Another percussionist slipped up, playing a full measure prematurely _ and loudly.
Not good. But no one fell over backward.
Hansen remains optimistic: "We've had better performances, but we did okay."
Sammy Portalatin Sr., the band chaperone, breaks the news: One of the two buses broke down with a bad starter.
They'll be running late for Stone Mountain.
The kids kill time shushing each other and chasing shadows.
April 24, 11:08 a.m.
The buses finally arrive, and the musicians load their instruments and climb aboard.
They might be thinking about lunch. Or even a little about Stone Mountain.
However, they probably are like Shaun Jones and Walter Hansen _ dwelling on the performances and wondering how they fared with the judges.
The second bus' engine rumbles as Hansen climbs aboard with more news.
He has some results.
"We had some tough judges," he says. "Jazz band, we know whatever we did onstage with East Side Drive, we could have done better. Overall, they thought you guys did a good job. Mantika kicked. The judges liked it and had a lot of nice things to say about it.
"Now, symphonic band, I know someone came in early on percussion, but our balance and blend was terrific. Everything went so much better than it had in the past. The judges gave us superior marks."

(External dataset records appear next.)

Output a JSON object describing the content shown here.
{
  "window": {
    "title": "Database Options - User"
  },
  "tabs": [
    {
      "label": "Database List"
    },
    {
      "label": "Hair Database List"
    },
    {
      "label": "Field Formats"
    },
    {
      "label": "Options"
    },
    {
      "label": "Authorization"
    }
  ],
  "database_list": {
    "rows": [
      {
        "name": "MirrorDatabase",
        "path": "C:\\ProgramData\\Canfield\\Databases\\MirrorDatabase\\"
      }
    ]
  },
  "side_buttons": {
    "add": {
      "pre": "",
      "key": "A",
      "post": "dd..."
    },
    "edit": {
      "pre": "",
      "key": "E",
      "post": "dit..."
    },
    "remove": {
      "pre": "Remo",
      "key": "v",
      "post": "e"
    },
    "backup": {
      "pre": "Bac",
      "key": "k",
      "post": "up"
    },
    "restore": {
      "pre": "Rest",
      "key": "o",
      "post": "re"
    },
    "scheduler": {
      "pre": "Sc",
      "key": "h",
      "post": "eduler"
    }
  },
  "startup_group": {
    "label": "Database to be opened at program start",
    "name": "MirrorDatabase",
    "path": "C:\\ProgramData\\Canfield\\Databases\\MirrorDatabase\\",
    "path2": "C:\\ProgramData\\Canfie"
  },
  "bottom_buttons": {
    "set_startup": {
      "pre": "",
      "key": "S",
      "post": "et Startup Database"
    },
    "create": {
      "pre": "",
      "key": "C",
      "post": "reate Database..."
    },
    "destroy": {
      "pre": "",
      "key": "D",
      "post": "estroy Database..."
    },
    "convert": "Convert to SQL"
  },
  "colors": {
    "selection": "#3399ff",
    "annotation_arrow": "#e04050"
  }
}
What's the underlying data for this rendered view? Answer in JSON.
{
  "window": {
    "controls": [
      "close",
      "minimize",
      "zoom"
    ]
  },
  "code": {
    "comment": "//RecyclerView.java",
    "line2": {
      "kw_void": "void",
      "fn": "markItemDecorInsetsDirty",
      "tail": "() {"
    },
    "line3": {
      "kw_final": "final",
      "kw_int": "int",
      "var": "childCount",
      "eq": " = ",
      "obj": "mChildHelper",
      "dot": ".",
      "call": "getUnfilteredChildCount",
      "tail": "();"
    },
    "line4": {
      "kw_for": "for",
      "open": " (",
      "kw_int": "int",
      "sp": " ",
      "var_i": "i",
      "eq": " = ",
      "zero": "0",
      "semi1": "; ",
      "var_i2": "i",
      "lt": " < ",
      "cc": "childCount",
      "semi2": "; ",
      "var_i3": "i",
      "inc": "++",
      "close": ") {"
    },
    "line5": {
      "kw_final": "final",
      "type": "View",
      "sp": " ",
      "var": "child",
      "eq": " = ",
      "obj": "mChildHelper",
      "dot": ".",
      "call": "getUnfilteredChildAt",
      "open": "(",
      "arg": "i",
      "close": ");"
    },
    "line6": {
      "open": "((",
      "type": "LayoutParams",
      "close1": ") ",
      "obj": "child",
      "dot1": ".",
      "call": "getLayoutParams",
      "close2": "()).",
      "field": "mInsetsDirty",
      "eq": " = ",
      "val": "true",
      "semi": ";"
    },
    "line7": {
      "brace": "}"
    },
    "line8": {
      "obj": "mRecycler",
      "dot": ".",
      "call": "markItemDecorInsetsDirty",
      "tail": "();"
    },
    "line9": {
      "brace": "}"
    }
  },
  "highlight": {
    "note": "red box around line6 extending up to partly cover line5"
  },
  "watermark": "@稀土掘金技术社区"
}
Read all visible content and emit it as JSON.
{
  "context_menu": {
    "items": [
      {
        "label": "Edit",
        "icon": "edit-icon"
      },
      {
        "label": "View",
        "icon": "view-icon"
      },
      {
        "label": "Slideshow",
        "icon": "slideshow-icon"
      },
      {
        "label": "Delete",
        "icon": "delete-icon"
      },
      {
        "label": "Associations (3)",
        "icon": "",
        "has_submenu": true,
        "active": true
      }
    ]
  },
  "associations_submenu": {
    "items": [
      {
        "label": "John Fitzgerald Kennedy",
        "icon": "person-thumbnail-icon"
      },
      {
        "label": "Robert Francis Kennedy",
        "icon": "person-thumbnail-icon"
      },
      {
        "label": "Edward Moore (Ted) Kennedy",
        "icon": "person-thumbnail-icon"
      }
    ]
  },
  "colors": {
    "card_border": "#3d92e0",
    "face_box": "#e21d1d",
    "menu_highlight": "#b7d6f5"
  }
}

That brings cheers and applause to the previously subdued passengers.
Hansen smiles. "You have a lot to be proud of."
Last Thursday, it was business as usual for Land O'Lakes band members.
Back to the normal grind of crowded buses and classes. Squeezing through the throngs between periods. Playing music in the just-fine gymnasium. Catching up on sleep and homework. Cramming for tests.
At the regional competition in Atlanta, they finished third overall _ a strong showing.
Neither bus broke down on the way home.
"The kids were ecstatic," Hansen said. "The band did great. Everything went really smooth and they had a great time."